• [Try it] Among the entries below, which lines include the string "time"? Show each one.

BEGIN Exercise data

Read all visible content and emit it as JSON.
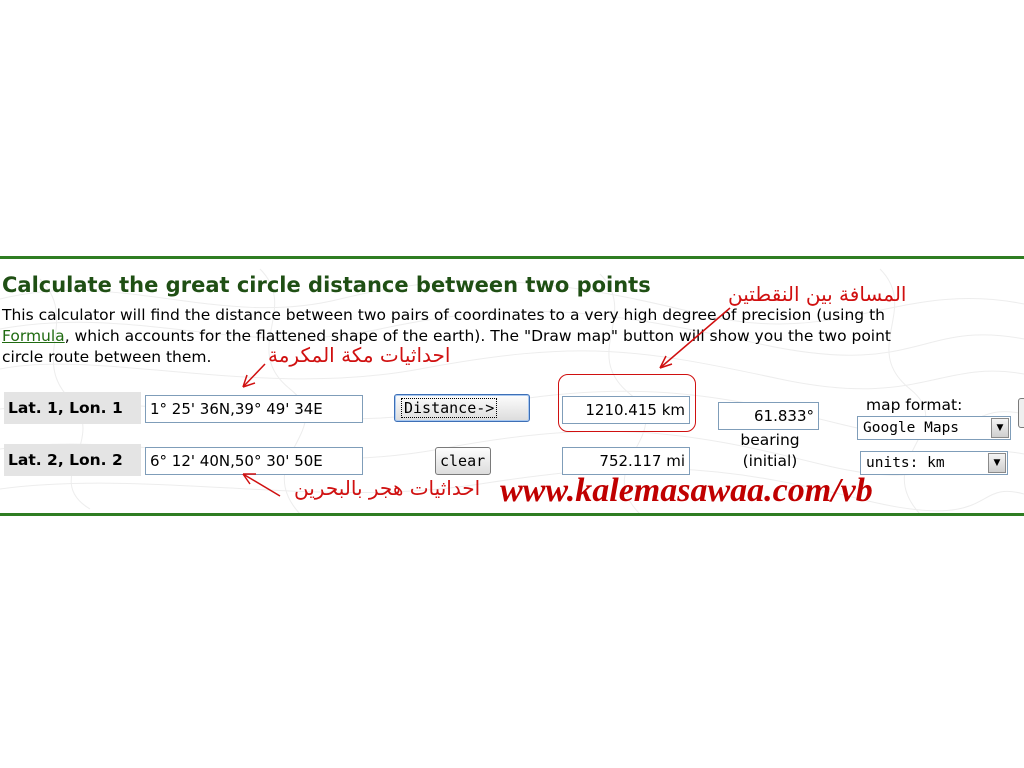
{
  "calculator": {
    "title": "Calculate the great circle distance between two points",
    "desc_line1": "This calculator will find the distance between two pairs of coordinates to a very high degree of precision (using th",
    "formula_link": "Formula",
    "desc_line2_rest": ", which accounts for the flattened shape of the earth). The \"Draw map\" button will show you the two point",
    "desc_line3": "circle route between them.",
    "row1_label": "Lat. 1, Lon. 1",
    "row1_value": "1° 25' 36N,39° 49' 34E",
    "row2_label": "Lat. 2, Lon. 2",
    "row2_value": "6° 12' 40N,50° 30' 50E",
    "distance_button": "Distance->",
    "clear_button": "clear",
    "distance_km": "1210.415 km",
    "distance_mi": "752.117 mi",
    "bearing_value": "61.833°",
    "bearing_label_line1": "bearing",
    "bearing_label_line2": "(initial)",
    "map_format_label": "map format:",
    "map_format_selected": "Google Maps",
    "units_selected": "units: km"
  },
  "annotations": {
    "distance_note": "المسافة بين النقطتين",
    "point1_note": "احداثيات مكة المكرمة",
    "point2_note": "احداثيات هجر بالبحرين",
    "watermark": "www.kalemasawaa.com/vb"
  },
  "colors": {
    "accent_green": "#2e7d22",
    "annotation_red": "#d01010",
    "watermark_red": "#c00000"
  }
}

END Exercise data
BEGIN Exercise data

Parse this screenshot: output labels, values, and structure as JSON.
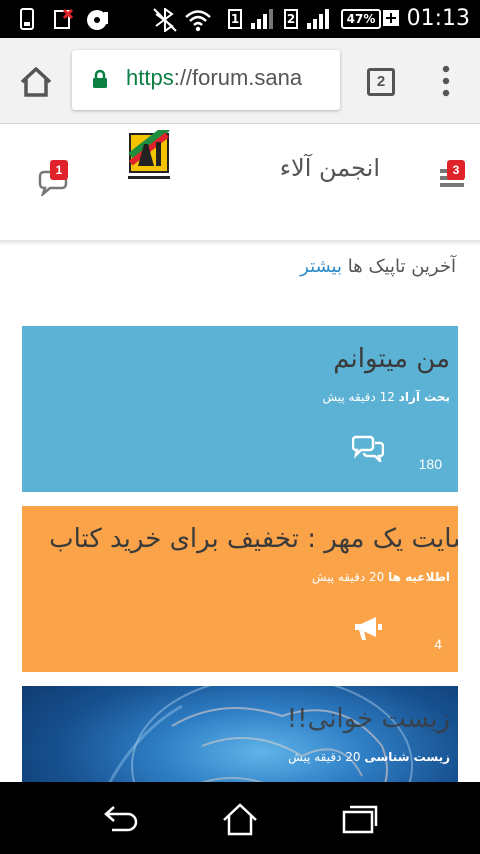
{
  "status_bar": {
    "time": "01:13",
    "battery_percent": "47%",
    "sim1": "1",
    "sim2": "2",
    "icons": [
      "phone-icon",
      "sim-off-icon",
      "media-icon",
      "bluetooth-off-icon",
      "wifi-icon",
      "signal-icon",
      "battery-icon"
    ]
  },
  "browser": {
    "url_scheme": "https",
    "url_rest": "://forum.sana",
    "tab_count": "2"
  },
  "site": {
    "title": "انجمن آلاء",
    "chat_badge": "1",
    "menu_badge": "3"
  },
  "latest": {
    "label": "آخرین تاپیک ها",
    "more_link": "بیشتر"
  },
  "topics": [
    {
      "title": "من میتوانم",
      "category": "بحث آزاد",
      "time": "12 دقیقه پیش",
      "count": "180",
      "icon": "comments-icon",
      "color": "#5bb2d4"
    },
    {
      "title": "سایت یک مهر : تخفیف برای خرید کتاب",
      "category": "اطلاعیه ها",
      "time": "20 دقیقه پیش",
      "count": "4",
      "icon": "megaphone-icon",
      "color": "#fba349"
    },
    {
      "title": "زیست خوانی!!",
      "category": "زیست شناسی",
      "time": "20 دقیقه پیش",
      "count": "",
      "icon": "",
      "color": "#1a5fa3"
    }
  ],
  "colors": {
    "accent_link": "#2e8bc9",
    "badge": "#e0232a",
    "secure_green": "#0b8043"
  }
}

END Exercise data
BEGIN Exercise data

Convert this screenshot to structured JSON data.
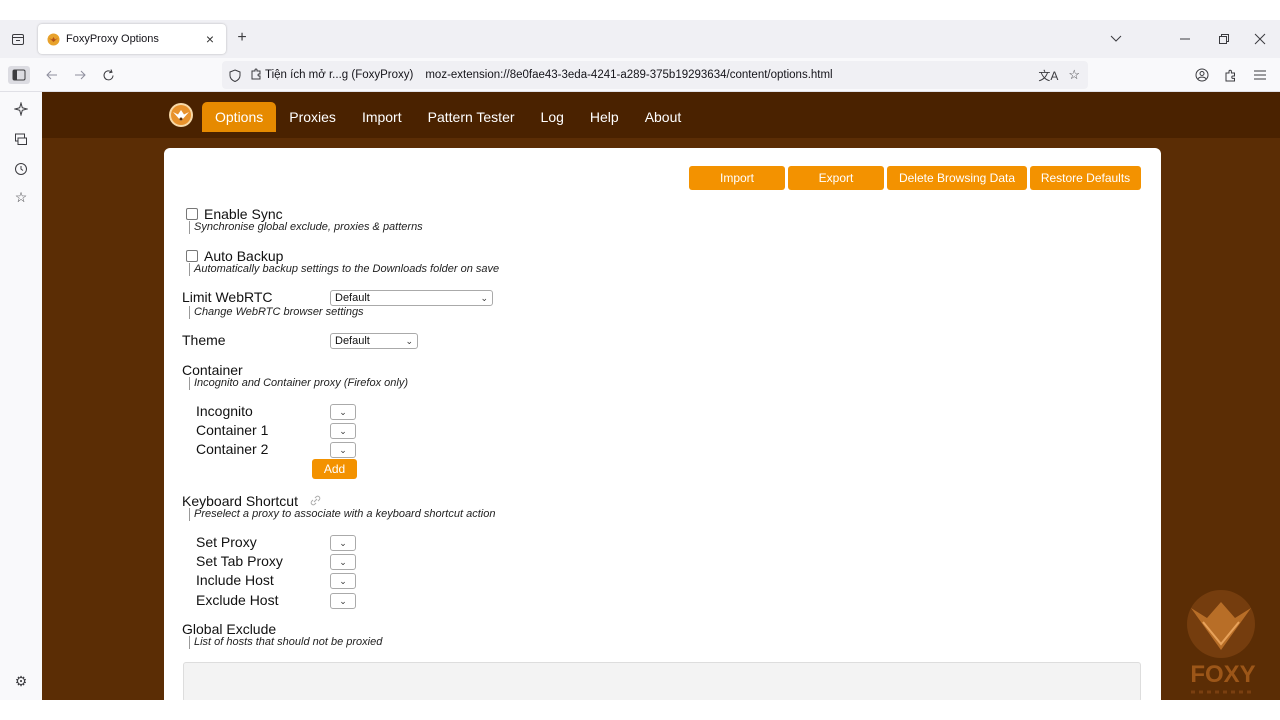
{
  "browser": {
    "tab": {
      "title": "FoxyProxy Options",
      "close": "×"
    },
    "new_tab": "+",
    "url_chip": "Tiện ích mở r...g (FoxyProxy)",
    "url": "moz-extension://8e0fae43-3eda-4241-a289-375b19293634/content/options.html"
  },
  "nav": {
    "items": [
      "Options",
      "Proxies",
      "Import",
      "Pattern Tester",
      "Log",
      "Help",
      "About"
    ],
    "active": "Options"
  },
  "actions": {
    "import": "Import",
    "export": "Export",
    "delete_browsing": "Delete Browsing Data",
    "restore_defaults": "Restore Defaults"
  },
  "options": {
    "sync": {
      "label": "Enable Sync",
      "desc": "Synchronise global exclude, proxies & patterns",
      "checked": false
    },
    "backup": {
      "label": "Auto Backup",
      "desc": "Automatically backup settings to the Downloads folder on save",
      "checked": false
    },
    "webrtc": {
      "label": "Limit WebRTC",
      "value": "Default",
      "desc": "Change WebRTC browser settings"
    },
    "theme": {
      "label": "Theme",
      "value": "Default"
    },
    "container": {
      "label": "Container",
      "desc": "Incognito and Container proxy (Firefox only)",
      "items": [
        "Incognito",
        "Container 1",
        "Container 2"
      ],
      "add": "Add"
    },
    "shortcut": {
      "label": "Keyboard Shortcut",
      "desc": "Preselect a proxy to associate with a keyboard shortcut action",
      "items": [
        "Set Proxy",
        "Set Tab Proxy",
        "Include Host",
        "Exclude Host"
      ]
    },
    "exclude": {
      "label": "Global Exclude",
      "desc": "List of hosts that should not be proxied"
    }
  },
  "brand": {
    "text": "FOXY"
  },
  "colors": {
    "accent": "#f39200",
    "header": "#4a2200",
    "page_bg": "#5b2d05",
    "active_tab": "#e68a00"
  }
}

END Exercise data

• [Reply]
    "time": "01:13",
      "time": "12 دقیقه پیش",
      "time": "20 دقیقه پیش",
      "time": "20 دقیقه پیش",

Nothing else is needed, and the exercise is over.